Task brief:
The complete set of records below must be repeated precisely as given.

Data about app and page elements:
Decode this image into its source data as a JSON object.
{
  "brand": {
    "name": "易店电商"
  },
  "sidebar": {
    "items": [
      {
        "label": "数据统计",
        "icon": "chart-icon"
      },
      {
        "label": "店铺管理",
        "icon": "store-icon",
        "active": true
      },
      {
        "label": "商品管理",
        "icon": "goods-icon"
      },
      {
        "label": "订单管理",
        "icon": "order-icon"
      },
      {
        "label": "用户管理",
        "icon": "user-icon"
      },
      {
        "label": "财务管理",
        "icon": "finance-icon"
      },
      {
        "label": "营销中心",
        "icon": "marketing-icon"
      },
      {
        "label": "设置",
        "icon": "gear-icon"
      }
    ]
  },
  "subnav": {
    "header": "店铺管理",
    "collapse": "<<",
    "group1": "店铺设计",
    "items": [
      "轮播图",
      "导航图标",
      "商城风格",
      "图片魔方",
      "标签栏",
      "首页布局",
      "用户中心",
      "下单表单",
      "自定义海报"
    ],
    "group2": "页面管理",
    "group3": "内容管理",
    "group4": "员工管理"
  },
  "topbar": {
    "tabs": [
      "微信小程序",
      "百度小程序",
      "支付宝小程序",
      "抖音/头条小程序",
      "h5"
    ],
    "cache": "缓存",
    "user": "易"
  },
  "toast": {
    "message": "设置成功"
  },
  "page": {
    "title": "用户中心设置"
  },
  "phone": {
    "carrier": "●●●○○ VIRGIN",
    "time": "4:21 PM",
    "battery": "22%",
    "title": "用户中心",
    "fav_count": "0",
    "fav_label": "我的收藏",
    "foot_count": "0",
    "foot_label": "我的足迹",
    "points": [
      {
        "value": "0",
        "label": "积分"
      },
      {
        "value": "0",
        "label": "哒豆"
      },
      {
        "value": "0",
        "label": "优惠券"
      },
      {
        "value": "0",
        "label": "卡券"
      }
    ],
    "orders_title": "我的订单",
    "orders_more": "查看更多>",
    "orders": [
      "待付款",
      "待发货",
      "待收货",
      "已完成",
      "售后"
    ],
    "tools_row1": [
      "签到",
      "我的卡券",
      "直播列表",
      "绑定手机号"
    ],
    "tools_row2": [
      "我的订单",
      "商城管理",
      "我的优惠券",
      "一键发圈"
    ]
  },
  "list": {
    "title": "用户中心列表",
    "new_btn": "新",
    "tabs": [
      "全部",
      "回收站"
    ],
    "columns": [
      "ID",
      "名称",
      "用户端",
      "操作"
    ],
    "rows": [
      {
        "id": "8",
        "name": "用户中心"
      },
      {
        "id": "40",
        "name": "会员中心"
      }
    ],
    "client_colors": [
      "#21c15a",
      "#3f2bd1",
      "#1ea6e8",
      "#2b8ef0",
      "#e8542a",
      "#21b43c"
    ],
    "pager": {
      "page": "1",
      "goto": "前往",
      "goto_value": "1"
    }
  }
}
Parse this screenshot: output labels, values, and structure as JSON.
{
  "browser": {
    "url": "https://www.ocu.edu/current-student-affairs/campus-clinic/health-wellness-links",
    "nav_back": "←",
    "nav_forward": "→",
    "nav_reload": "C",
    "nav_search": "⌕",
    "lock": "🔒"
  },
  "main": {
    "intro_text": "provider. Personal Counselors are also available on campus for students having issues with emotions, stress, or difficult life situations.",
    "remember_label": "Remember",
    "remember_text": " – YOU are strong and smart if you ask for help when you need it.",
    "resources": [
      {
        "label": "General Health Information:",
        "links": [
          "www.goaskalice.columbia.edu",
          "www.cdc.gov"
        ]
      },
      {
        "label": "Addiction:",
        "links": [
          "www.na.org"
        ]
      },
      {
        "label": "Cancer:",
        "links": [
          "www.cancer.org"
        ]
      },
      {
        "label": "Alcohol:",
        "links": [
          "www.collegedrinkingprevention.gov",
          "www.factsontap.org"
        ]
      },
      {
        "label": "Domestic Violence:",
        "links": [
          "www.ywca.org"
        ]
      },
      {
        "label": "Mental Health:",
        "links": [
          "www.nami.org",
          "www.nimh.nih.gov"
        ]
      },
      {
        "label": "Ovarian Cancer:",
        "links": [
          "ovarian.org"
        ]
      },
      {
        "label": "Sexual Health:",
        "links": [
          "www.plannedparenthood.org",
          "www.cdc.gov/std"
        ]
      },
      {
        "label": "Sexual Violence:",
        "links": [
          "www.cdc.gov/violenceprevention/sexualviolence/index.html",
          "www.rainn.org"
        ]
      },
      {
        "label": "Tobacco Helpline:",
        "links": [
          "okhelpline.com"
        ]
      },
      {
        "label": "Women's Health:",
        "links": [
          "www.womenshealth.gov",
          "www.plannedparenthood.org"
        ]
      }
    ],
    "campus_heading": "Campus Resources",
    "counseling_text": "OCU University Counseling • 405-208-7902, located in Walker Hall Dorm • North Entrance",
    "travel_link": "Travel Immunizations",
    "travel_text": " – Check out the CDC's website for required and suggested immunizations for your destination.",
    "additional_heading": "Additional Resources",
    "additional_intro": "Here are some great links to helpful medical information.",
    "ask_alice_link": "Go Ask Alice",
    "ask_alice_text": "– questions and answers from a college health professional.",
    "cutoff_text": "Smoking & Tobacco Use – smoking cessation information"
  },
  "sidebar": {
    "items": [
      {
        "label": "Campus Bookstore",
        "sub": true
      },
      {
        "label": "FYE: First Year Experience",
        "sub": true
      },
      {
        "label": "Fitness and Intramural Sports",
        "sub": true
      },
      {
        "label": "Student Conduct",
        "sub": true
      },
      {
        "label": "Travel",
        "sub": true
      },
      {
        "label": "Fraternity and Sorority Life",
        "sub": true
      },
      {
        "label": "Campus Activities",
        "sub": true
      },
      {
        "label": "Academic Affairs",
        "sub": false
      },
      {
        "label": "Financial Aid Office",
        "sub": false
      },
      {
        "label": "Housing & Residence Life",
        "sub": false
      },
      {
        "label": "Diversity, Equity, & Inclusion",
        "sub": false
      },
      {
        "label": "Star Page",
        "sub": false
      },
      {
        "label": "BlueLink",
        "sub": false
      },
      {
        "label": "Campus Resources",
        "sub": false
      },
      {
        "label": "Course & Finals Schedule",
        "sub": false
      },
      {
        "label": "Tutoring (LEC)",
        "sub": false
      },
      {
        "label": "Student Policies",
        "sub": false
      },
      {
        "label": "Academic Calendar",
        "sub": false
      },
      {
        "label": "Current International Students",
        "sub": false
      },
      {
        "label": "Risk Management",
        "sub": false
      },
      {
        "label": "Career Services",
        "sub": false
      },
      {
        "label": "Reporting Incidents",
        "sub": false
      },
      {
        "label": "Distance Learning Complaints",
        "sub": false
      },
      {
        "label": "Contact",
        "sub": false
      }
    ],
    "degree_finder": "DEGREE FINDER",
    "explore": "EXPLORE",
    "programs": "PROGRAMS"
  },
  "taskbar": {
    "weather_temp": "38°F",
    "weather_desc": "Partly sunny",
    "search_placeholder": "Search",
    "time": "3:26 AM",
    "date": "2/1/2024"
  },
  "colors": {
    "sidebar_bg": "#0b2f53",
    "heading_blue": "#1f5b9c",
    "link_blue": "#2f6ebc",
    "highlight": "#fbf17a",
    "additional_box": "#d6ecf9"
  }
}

Answer section:
Decode this image into its source data as a JSON object.
{
  "brand": {
    "name": "易店电商"
  },
  "sidebar": {
    "items": [
      {
        "label": "数据统计",
        "icon": "chart-icon"
      },
      {
        "label": "店铺管理",
        "icon": "store-icon",
        "active": true
      },
      {
        "label": "商品管理",
        "icon": "goods-icon"
      },
      {
        "label": "订单管理",
        "icon": "order-icon"
      },
      {
        "label": "用户管理",
        "icon": "user-icon"
      },
      {
        "label": "财务管理",
        "icon": "finance-icon"
      },
      {
        "label": "营销中心",
        "icon": "marketing-icon"
      },
      {
        "label": "设置",
        "icon": "gear-icon"
      }
    ]
  },
  "subnav": {
    "header": "店铺管理",
    "collapse": "<<",
    "group1": "店铺设计",
    "items": [
      "轮播图",
      "导航图标",
      "商城风格",
      "图片魔方",
      "标签栏",
      "首页布局",
      "用户中心",
      "下单表单",
      "自定义海报"
    ],
    "group2": "页面管理",
    "group3": "内容管理",
    "group4": "员工管理"
  },
  "topbar": {
    "tabs": [
      "微信小程序",
      "百度小程序",
      "支付宝小程序",
      "抖音/头条小程序",
      "h5"
    ],
    "cache": "缓存",
    "user": "易"
  },
  "toast": {
    "message": "设置成功"
  },
  "page": {
    "title": "用户中心设置"
  },
  "phone": {
    "carrier": "●●●○○ VIRGIN",
    "time": "4:21 PM",
    "battery": "22%",
    "title": "用户中心",
    "fav_count": "0",
    "fav_label": "我的收藏",
    "foot_count": "0",
    "foot_label": "我的足迹",
    "points": [
      {
        "value": "0",
        "label": "积分"
      },
      {
        "value": "0",
        "label": "哒豆"
      },
      {
        "value": "0",
        "label": "优惠券"
      },
      {
        "value": "0",
        "label": "卡券"
      }
    ],
    "orders_title": "我的订单",
    "orders_more": "查看更多>",
    "orders": [
      "待付款",
      "待发货",
      "待收货",
      "已完成",
      "售后"
    ],
    "tools_row1": [
      "签到",
      "我的卡券",
      "直播列表",
      "绑定手机号"
    ],
    "tools_row2": [
      "我的订单",
      "商城管理",
      "我的优惠券",
      "一键发圈"
    ]
  },
  "list": {
    "title": "用户中心列表",
    "new_btn": "新",
    "tabs": [
      "全部",
      "回收站"
    ],
    "columns": [
      "ID",
      "名称",
      "用户端",
      "操作"
    ],
    "rows": [
      {
        "id": "8",
        "name": "用户中心"
      },
      {
        "id": "40",
        "name": "会员中心"
      }
    ],
    "client_colors": [
      "#21c15a",
      "#3f2bd1",
      "#1ea6e8",
      "#2b8ef0",
      "#e8542a",
      "#21b43c"
    ],
    "pager": {
      "page": "1",
      "goto": "前往",
      "goto_value": "1"
    }
  }
}
Parse this screenshot: output labels, values, and structure as JSON.
{
  "browser": {
    "url": "https://www.ocu.edu/current-student-affairs/campus-clinic/health-wellness-links",
    "nav_back": "←",
    "nav_forward": "→",
    "nav_reload": "C",
    "nav_search": "⌕",
    "lock": "🔒"
  },
  "main": {
    "intro_text": "provider. Personal Counselors are also available on campus for students having issues with emotions, stress, or difficult life situations.",
    "remember_label": "Remember",
    "remember_text": " – YOU are strong and smart if you ask for help when you need it.",
    "resources": [
      {
        "label": "General Health Information:",
        "links": [
          "www.goaskalice.columbia.edu",
          "www.cdc.gov"
        ]
      },
      {
        "label": "Addiction:",
        "links": [
          "www.na.org"
        ]
      },
      {
        "label": "Cancer:",
        "links": [
          "www.cancer.org"
        ]
      },
      {
        "label": "Alcohol:",
        "links": [
          "www.collegedrinkingprevention.gov",
          "www.factsontap.org"
        ]
      },
      {
        "label": "Domestic Violence:",
        "links": [
          "www.ywca.org"
        ]
      },
      {
        "label": "Mental Health:",
        "links": [
          "www.nami.org",
          "www.nimh.nih.gov"
        ]
      },
      {
        "label": "Ovarian Cancer:",
        "links": [
          "ovarian.org"
        ]
      },
      {
        "label": "Sexual Health:",
        "links": [
          "www.plannedparenthood.org",
          "www.cdc.gov/std"
        ]
      },
      {
        "label": "Sexual Violence:",
        "links": [
          "www.cdc.gov/violenceprevention/sexualviolence/index.html",
          "www.rainn.org"
        ]
      },
      {
        "label": "Tobacco Helpline:",
        "links": [
          "okhelpline.com"
        ]
      },
      {
        "label": "Women's Health:",
        "links": [
          "www.womenshealth.gov",
          "www.plannedparenthood.org"
        ]
      }
    ],
    "campus_heading": "Campus Resources",
    "counseling_text": "OCU University Counseling • 405-208-7902, located in Walker Hall Dorm • North Entrance",
    "travel_link": "Travel Immunizations",
    "travel_text": " – Check out the CDC's website for required and suggested immunizations for your destination.",
    "additional_heading": "Additional Resources",
    "additional_intro": "Here are some great links to helpful medical information.",
    "ask_alice_link": "Go Ask Alice",
    "ask_alice_text": "– questions and answers from a college health professional.",
    "cutoff_text": "Smoking & Tobacco Use – smoking cessation information"
  },
  "sidebar": {
    "items": [
      {
        "label": "Campus Bookstore",
        "sub": true
      },
      {
        "label": "FYE: First Year Experience",
        "sub": true
      },
      {
        "label": "Fitness and Intramural Sports",
        "sub": true
      },
      {
        "label": "Student Conduct",
        "sub": true
      },
      {
        "label": "Travel",
        "sub": true
      },
      {
        "label": "Fraternity and Sorority Life",
        "sub": true
      },
      {
        "label": "Campus Activities",
        "sub": true
      },
      {
        "label": "Academic Affairs",
        "sub": false
      },
      {
        "label": "Financial Aid Office",
        "sub": false
      },
      {
        "label": "Housing & Residence Life",
        "sub": false
      },
      {
        "label": "Diversity, Equity, & Inclusion",
        "sub": false
      },
      {
        "label": "Star Page",
        "sub": false
      },
      {
        "label": "BlueLink",
        "sub": false
      },
      {
        "label": "Campus Resources",
        "sub": false
      },
      {
        "label": "Course & Finals Schedule",
        "sub": false
      },
      {
        "label": "Tutoring (LEC)",
        "sub": false
      },
      {
        "label": "Student Policies",
        "sub": false
      },
      {
        "label": "Academic Calendar",
        "sub": false
      },
      {
        "label": "Current International Students",
        "sub": false
      },
      {
        "label": "Risk Management",
        "sub": false
      },
      {
        "label": "Career Services",
        "sub": false
      },
      {
        "label": "Reporting Incidents",
        "sub": false
      },
      {
        "label": "Distance Learning Complaints",
        "sub": false
      },
      {
        "label": "Contact",
        "sub": false
      }
    ],
    "degree_finder": "DEGREE FINDER",
    "explore": "EXPLORE",
    "programs": "PROGRAMS"
  },
  "taskbar": {
    "weather_temp": "38°F",
    "weather_desc": "Partly sunny",
    "search_placeholder": "Search",
    "time": "3:26 AM",
    "date": "2/1/2024"
  },
  "colors": {
    "sidebar_bg": "#0b2f53",
    "heading_blue": "#1f5b9c",
    "link_blue": "#2f6ebc",
    "highlight": "#fbf17a",
    "additional_box": "#d6ecf9"
  }
}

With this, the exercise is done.